1.) Get enough sleep the night before your big meeting.
This should be a no-brainer, but I guess there’s a reason that I’m still writing about it.
Research on sleep continues to show significant health benefits of prolonged rest, ranging from the elimination of free radicals in the brain to improved energy storage, along with increased neuroplasticity and connectivity of networks within these central networks to help us consolidate memories and retrieve information on command. As you saw with the previously cited research article, sleep plays a significant role in our general health and brain functionality, but it is very sensitive to changes and has the potential to yield devastating consequences when it isn’t utilized.
For a business executive or sales individual searching for that coveted signature on the dotted line during their business trip, sleep should be your go-to activity before your sales pitch, as it will allow you to formulate your ideas and consolidate the formation of memories for better recall the following day.
Pro tip: It’s always best to go deep into your material before and leading up to the day before your meeting, followed by a quality night of rest. During your review, you should specifically focus on verbally repeating this information out loud (as you would during your pitch) to provide even greater activity in the regions of the brain you will utilize during your meeting. If you can teach it, you can own it.
2.) Move like your life depends on it (Hint: It actually does!)
As I stated in my previous article, physical exercise may be one of the easiest and most effective ways to help your brain update its software. Movement is a powerful driver of your frontal lobe, considered the “CEO of the brain”, which allows us to react to our environment, process information, and make higher-level decisions.
While movement can be a big driver of executive function and focus, it can also release a plethora of endorphins and neurotransmitters that can literally change the way we feel, creating the classic “euphoria” experienced following exercise, which will inevitably bring out a different you into the boardroom.
Movement may also be effective in helping to reset your body’s internal clock via hormonal effects of the stress response with cortisol, serotonin, and melatonin, especially when paired together with the use of appropriately timed light therapy and exogenous supplementation of melatonin.
3.) Healthy Gut = Healthy Brain = Healthy Life
As Hippocrates stated thousands of years ago, “Let food be thy medicine and medicine be thy food”, which is more true today than it was back then.
The more we dig into our gut microbiome, the more we understand how important it is for proper brain function, which has completely changed the way we look at neurodegenerative diseases.
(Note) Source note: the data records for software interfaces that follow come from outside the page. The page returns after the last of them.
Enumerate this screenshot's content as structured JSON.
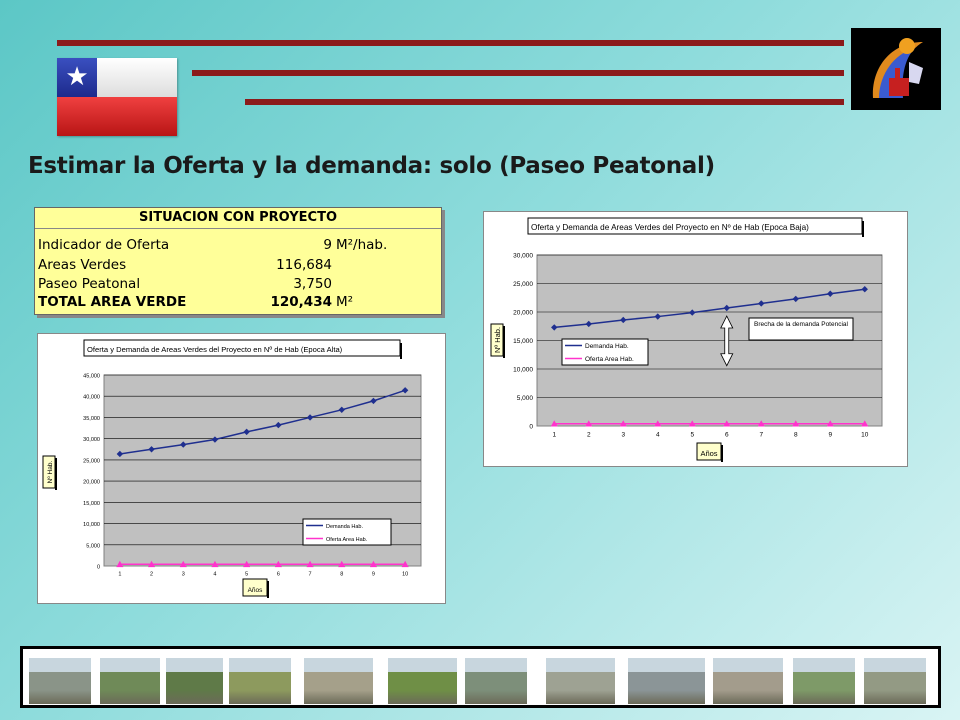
{
  "title": "Estimar la Oferta y la demanda:  solo (Paseo Peatonal)",
  "colors": {
    "bar": "#8b1b1b",
    "demand": "#1f2f8f",
    "offer": "#ff33cc",
    "plot_bg": "#c0c0c0",
    "table_bg": "#ffff99"
  },
  "icons": {
    "flag": "chile-flag-icon",
    "logo": "municipal-logo-icon"
  },
  "table": {
    "header": "SITUACION CON PROYECTO",
    "rows": [
      {
        "label": "Indicador de Oferta",
        "value": "9",
        "unit": "M²/hab."
      },
      {
        "label": "Areas Verdes",
        "value": "116,684",
        "unit": ""
      },
      {
        "label": "Paseo Peatonal",
        "value": "3,750",
        "unit": ""
      },
      {
        "label": "TOTAL AREA VERDE",
        "value": "120,434",
        "unit": "M²"
      }
    ]
  },
  "chart_data": [
    {
      "type": "line",
      "title": "Oferta y Demanda de Areas Verdes del Proyecto en Nº de Hab (Epoca Baja)",
      "xlabel": "Años",
      "ylabel": "Nº Hab.",
      "x": [
        1,
        2,
        3,
        4,
        5,
        6,
        7,
        8,
        9,
        10
      ],
      "ylim": [
        0,
        30000
      ],
      "yticks": [
        "0",
        "5,000",
        "10,000",
        "15,000",
        "20,000",
        "25,000",
        "30,000"
      ],
      "series": [
        {
          "name": "Demanda Hab.",
          "values": [
            17300,
            17900,
            18600,
            19200,
            19900,
            20700,
            21500,
            22300,
            23200,
            24000
          ]
        },
        {
          "name": "Oferta Area Hab.",
          "values": [
            400,
            400,
            400,
            400,
            400,
            400,
            400,
            400,
            400,
            400
          ]
        }
      ],
      "annotation": "Brecha de la demanda Potencial",
      "grid": true,
      "legend": "center-left"
    },
    {
      "type": "line",
      "title": "Oferta y Demanda de Areas Verdes del Proyecto en Nº de Hab (Epoca Alta)",
      "xlabel": "Años",
      "ylabel": "Nº Hab.",
      "x": [
        1,
        2,
        3,
        4,
        5,
        6,
        7,
        8,
        9,
        10
      ],
      "ylim": [
        0,
        45000
      ],
      "yticks": [
        "0",
        "5,000",
        "10,000",
        "15,000",
        "20,000",
        "25,000",
        "30,000",
        "35,000",
        "40,000",
        "45,000"
      ],
      "series": [
        {
          "name": "Demanda Hab.",
          "values": [
            26400,
            27500,
            28600,
            29800,
            31600,
            33200,
            35000,
            36800,
            38900,
            41400
          ]
        },
        {
          "name": "Oferta Area Hab.",
          "values": [
            400,
            400,
            400,
            400,
            400,
            400,
            400,
            400,
            400,
            400
          ]
        }
      ],
      "grid": true,
      "legend": "bottom-right"
    }
  ],
  "thumbnails": [
    {
      "name": "river-channel-photo",
      "color": "#8a9488"
    },
    {
      "name": "trees-photo",
      "color": "#6f8a58"
    },
    {
      "name": "vegetation-photo",
      "color": "#5f7a48"
    },
    {
      "name": "path-photo",
      "color": "#8d9a5e"
    },
    {
      "name": "dry-field-photo",
      "color": "#a5a08a"
    },
    {
      "name": "grass-field-photo",
      "color": "#6f8f46"
    },
    {
      "name": "poplar-trees-photo",
      "color": "#7d8f7a"
    },
    {
      "name": "riverbank-photo",
      "color": "#9ea293"
    },
    {
      "name": "bridge-photo",
      "color": "#8b9597"
    },
    {
      "name": "rocky-bank-photo",
      "color": "#a39c8c"
    },
    {
      "name": "willow-tree-photo",
      "color": "#7e9a68"
    },
    {
      "name": "canal-photo",
      "color": "#939a84"
    },
    {
      "name": "mountain-view-photo",
      "color": "#8fa08a"
    }
  ]
}
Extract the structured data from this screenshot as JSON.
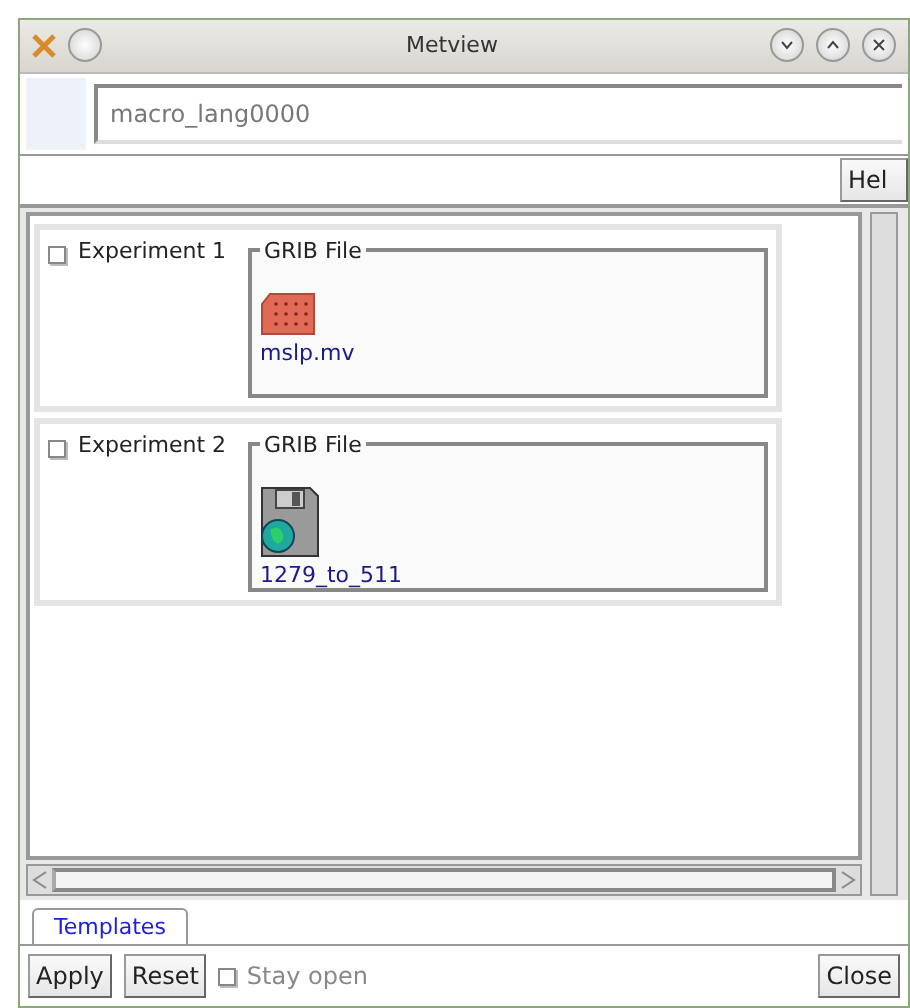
{
  "window": {
    "title": "Metview"
  },
  "name_field": {
    "value": "macro_lang0000"
  },
  "help_button": "Hel",
  "experiments": [
    {
      "label": "Experiment 1",
      "checked": false,
      "group": "GRIB File",
      "file": {
        "name": "mslp.mv",
        "kind": "grid"
      }
    },
    {
      "label": "Experiment 2",
      "checked": false,
      "group": "GRIB File",
      "file": {
        "name": "1279_to_511",
        "kind": "disk"
      }
    }
  ],
  "tabs": [
    {
      "label": "Templates",
      "selected": true
    }
  ],
  "buttons": {
    "apply": "Apply",
    "reset": "Reset",
    "stay_open": {
      "label": "Stay open",
      "checked": false
    },
    "close": "Close"
  }
}
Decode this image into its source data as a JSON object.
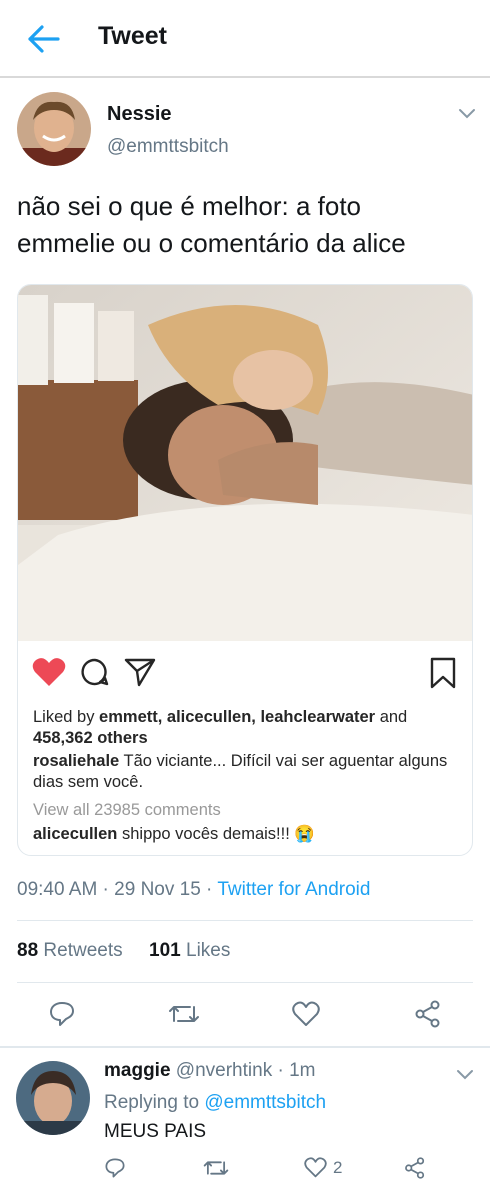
{
  "header": {
    "title": "Tweet"
  },
  "tweet": {
    "author_name": "Nessie",
    "author_handle": "@emmttsbitch",
    "text_line1": "não sei o que é melhor: a foto",
    "text_line2": "emmelie ou o comentário da alice",
    "timestamp": "09:40 AM · 29 Nov 15 · ",
    "source": "Twitter for Android",
    "retweets_count": "88",
    "retweets_label": " Retweets",
    "likes_count": "101",
    "likes_label": " Likes"
  },
  "instagram": {
    "liked_prefix": "Liked by ",
    "liked_users": "emmett, alicecullen, leahclearwater",
    "liked_and": " and",
    "liked_others": "458,362 others",
    "caption_user": "rosaliehale",
    "caption_text_line1": " Tão viciante... Difícil vai ser aguentar alguns",
    "caption_text_line2": "dias sem você.",
    "view_comments": "View all 23985 comments",
    "comment_user": "alicecullen",
    "comment_text": " shippo vocês demais!!! 😭"
  },
  "reply": {
    "author_name": "maggie",
    "author_handle": " @nverhtink · 1m",
    "replying_prefix": "Replying to ",
    "replying_handle": "@emmttsbitch",
    "text": "MEUS PAIS",
    "like_count": "2"
  },
  "colors": {
    "twitter_blue": "#1da1f2",
    "heart_red": "#ed4956",
    "muted_gray": "#657786"
  }
}
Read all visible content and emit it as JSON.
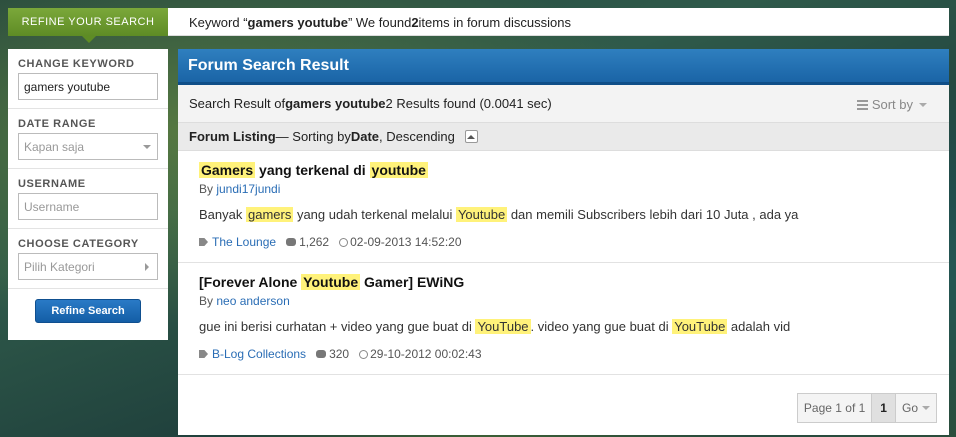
{
  "topbar": {
    "refine_label": "REFINE YOUR SEARCH",
    "msg_prefix": "Keyword “",
    "keyword": "gamers youtube",
    "msg_mid": "” We found ",
    "count": "2",
    "msg_suffix": " items in forum discussions"
  },
  "sidebar": {
    "change_keyword_label": "CHANGE KEYWORD",
    "keyword_value": "gamers youtube",
    "date_range_label": "DATE RANGE",
    "date_range_value": "Kapan saja",
    "username_label": "USERNAME",
    "username_placeholder": "Username",
    "category_label": "CHOOSE CATEGORY",
    "category_value": "Pilih Kategori",
    "refine_button": "Refine Search"
  },
  "panel": {
    "title": "Forum Search Result",
    "summary_prefix": "Search Result of ",
    "summary_keyword": "gamers youtube",
    "summary_suffix": " 2 Results found (0.0041 sec)",
    "sort_label": "Sort by",
    "listing_label": "Forum Listing",
    "listing_mid": " — Sorting by ",
    "listing_sort": "Date",
    "listing_order": ", Descending"
  },
  "results": [
    {
      "title_parts": [
        "Gamers",
        " yang terkenal di ",
        "youtube"
      ],
      "by_prefix": "By ",
      "author": "jundi17jundi",
      "body_parts": [
        "Banyak ",
        "gamers",
        " yang udah terkenal melalui ",
        "Youtube",
        " dan memili Subscribers lebih dari 10 Juta , ada ya"
      ],
      "forum": "The Lounge",
      "replies": "1,262",
      "date": "02-09-2013 14:52:20"
    },
    {
      "title_parts": [
        "[Forever Alone ",
        "Youtube",
        " Gamer] EWiNG"
      ],
      "by_prefix": "By ",
      "author": "neo anderson",
      "body_parts": [
        "gue ini berisi curhatan + video yang gue buat di ",
        "YouTube",
        ". video yang gue buat di ",
        "YouTube",
        " adalah vid"
      ],
      "forum": "B-Log Collections",
      "replies": "320",
      "date": "29-10-2012 00:02:43"
    }
  ],
  "pager": {
    "info": "Page 1 of 1",
    "current": "1",
    "go": "Go"
  }
}
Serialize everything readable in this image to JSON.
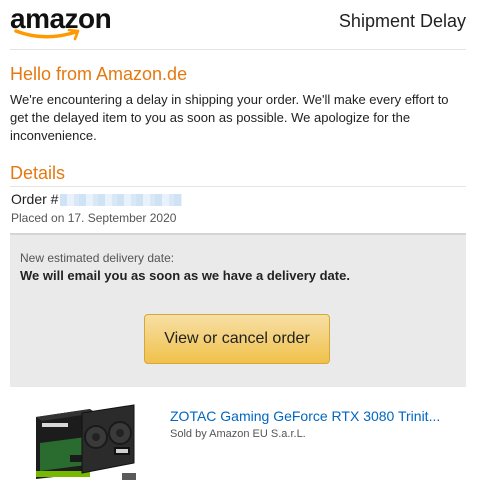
{
  "header": {
    "brand": "amazon",
    "title": "Shipment Delay"
  },
  "greeting": {
    "heading": "Hello from Amazon.de",
    "body": "We're encountering a delay in shipping your order. We'll make every effort to get the delayed item to you as soon as possible. We apologize for the inconvenience."
  },
  "details": {
    "heading": "Details",
    "order_label": "Order #",
    "placed": "Placed on 17. September 2020"
  },
  "delivery": {
    "label": "New estimated delivery date:",
    "value": "We will email you as soon as we have a delivery date.",
    "button_label": "View or cancel order"
  },
  "product": {
    "title": "ZOTAC Gaming GeForce RTX 3080 Trinit...",
    "seller": "Sold by Amazon EU S.a.r.L.",
    "image_icon": "graphics-card-product-image"
  },
  "colors": {
    "accent": "#e47911",
    "link": "#0066c0",
    "button": "#f0c14b"
  }
}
Recent research coming out of Cal Tech theorizes that Parkinson’s Disease actually starts in the gut and gradually travels to the brain via the vagus nerve, gradually affecting the brain and dopamine-producing neurons in the brainstem that are now classified as hallmark signs of Parkinson’s Disease.
Although this picture may seem grim, it does provide value in our understanding of the saying “we truly are what we eat”.
Since the gut affects the brain and the brain subsequently affects the gut, it is clear how our nutrition and healthy food choices can have a direct correlation with our cognitive processing and energy levels.
It is also worth noting that cutting calories (in general, but especially during travel) can also show significant improvements in our functionality, which can lead to decreased inflammation, extended lifespan, and delays in the onset of age-related diseases such as memory loss, heart disease, and the onset of diabetes.
In some situations, you may be better off skipping the big dinner and drinks the night before to improve your sleep, with shorter periods of intermittent fasting showing promising results of vastly decrease inflammation and improving your chances of recovery the following morning.
Knowing this information is one thing. Actually putting it into practice is another.
So if you truly want to maximize your opportunities while traveling, take some time to create healthy habits instead of short term travel tactics.
This article was originally published on The Good Men Project. Click here for the original post.